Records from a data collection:
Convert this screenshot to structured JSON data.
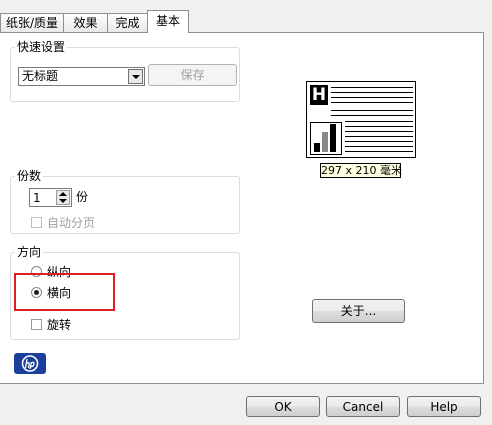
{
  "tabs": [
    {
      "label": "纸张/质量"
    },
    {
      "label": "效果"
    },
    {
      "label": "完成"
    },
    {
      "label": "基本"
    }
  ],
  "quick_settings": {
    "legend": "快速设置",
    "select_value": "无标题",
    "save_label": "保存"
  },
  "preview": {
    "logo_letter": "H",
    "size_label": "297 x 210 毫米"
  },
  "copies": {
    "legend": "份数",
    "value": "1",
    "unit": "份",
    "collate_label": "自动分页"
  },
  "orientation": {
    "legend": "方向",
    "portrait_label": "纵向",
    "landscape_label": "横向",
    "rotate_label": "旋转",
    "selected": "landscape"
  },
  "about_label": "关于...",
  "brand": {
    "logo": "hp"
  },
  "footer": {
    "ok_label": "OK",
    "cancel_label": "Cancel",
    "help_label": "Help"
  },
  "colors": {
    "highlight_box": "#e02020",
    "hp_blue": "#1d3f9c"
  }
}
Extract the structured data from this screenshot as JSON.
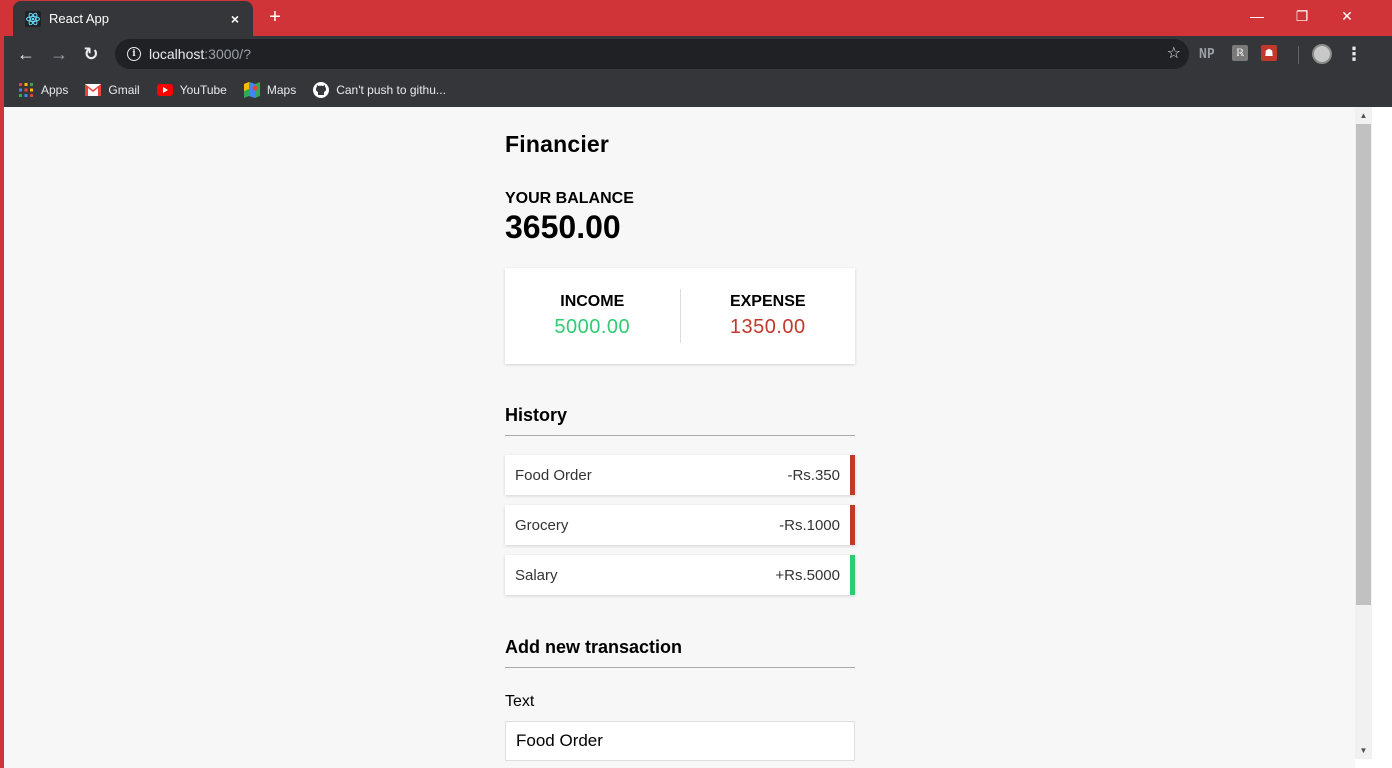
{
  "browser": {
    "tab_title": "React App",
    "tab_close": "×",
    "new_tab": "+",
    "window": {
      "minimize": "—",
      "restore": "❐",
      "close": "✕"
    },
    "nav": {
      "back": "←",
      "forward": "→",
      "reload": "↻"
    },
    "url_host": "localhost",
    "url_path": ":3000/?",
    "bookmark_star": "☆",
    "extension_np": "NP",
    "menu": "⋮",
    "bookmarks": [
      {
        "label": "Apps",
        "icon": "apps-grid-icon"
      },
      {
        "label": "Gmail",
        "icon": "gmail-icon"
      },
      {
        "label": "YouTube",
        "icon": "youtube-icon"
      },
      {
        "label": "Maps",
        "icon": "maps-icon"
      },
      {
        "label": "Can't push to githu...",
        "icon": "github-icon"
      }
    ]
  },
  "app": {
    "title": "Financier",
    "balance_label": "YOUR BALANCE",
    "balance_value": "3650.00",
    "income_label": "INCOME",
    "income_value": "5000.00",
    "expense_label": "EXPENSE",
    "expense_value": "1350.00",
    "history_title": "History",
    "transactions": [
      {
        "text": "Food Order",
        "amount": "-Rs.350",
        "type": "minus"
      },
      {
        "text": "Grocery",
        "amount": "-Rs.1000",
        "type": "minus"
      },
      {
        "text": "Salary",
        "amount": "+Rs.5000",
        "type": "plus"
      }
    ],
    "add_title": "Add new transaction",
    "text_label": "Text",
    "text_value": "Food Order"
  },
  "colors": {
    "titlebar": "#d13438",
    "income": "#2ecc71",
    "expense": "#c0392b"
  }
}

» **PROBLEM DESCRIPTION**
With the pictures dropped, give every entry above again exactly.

» **RESPONSE FOR THIS EXERCISE**
Convert this screenshot to structured JSON data.
{
  "tabs": [
    {
      "label": "纸张/质量"
    },
    {
      "label": "效果"
    },
    {
      "label": "完成"
    },
    {
      "label": "基本"
    }
  ],
  "quick_settings": {
    "legend": "快速设置",
    "select_value": "无标题",
    "save_label": "保存"
  },
  "preview": {
    "logo_letter": "H",
    "size_label": "297 x 210 毫米"
  },
  "copies": {
    "legend": "份数",
    "value": "1",
    "unit": "份",
    "collate_label": "自动分页"
  },
  "orientation": {
    "legend": "方向",
    "portrait_label": "纵向",
    "landscape_label": "横向",
    "rotate_label": "旋转",
    "selected": "landscape"
  },
  "about_label": "关于...",
  "brand": {
    "logo": "hp"
  },
  "footer": {
    "ok_label": "OK",
    "cancel_label": "Cancel",
    "help_label": "Help"
  },
  "colors": {
    "highlight_box": "#e02020",
    "hp_blue": "#1d3f9c"
  }
}
Extract the structured data from this screenshot as JSON.
{
  "browser": {
    "tab_title": "React App",
    "tab_close": "×",
    "new_tab": "+",
    "window": {
      "minimize": "—",
      "restore": "❐",
      "close": "✕"
    },
    "nav": {
      "back": "←",
      "forward": "→",
      "reload": "↻"
    },
    "url_host": "localhost",
    "url_path": ":3000/?",
    "bookmark_star": "☆",
    "extension_np": "NP",
    "menu": "⋮",
    "bookmarks": [
      {
        "label": "Apps",
        "icon": "apps-grid-icon"
      },
      {
        "label": "Gmail",
        "icon": "gmail-icon"
      },
      {
        "label": "YouTube",
        "icon": "youtube-icon"
      },
      {
        "label": "Maps",
        "icon": "maps-icon"
      },
      {
        "label": "Can't push to githu...",
        "icon": "github-icon"
      }
    ]
  },
  "app": {
    "title": "Financier",
    "balance_label": "YOUR BALANCE",
    "balance_value": "3650.00",
    "income_label": "INCOME",
    "income_value": "5000.00",
    "expense_label": "EXPENSE",
    "expense_value": "1350.00",
    "history_title": "History",
    "transactions": [
      {
        "text": "Food Order",
        "amount": "-Rs.350",
        "type": "minus"
      },
      {
        "text": "Grocery",
        "amount": "-Rs.1000",
        "type": "minus"
      },
      {
        "text": "Salary",
        "amount": "+Rs.5000",
        "type": "plus"
      }
    ],
    "add_title": "Add new transaction",
    "text_label": "Text",
    "text_value": "Food Order"
  },
  "colors": {
    "titlebar": "#d13438",
    "income": "#2ecc71",
    "expense": "#c0392b"
  }
}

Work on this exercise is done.